━━━ Recorded data ━━━
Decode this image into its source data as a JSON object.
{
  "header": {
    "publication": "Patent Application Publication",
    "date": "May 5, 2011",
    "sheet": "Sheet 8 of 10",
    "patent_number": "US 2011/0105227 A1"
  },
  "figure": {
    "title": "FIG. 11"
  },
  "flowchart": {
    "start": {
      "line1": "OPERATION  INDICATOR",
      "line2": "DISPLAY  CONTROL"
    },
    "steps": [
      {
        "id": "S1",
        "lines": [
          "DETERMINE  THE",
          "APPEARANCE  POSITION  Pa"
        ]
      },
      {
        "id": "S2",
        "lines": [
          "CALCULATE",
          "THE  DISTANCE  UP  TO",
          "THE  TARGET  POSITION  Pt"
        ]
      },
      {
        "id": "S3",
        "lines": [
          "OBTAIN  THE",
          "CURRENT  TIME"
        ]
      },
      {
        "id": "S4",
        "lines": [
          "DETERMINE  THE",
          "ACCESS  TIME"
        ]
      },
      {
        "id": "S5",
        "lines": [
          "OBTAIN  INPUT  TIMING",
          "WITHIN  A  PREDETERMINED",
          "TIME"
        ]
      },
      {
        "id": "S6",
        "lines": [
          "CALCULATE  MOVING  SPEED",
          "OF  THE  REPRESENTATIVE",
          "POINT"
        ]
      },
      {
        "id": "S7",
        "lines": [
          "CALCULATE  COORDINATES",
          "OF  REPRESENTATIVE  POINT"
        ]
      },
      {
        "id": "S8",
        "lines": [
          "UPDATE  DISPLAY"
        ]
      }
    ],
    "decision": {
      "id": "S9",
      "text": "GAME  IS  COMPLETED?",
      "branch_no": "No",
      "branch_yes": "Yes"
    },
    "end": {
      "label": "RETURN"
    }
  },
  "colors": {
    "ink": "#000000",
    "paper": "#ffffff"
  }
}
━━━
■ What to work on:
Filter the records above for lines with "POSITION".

■ Your solution:
          "APPEARANCE  POSITION  Pa"
          "THE  TARGET  POSITION  Pt"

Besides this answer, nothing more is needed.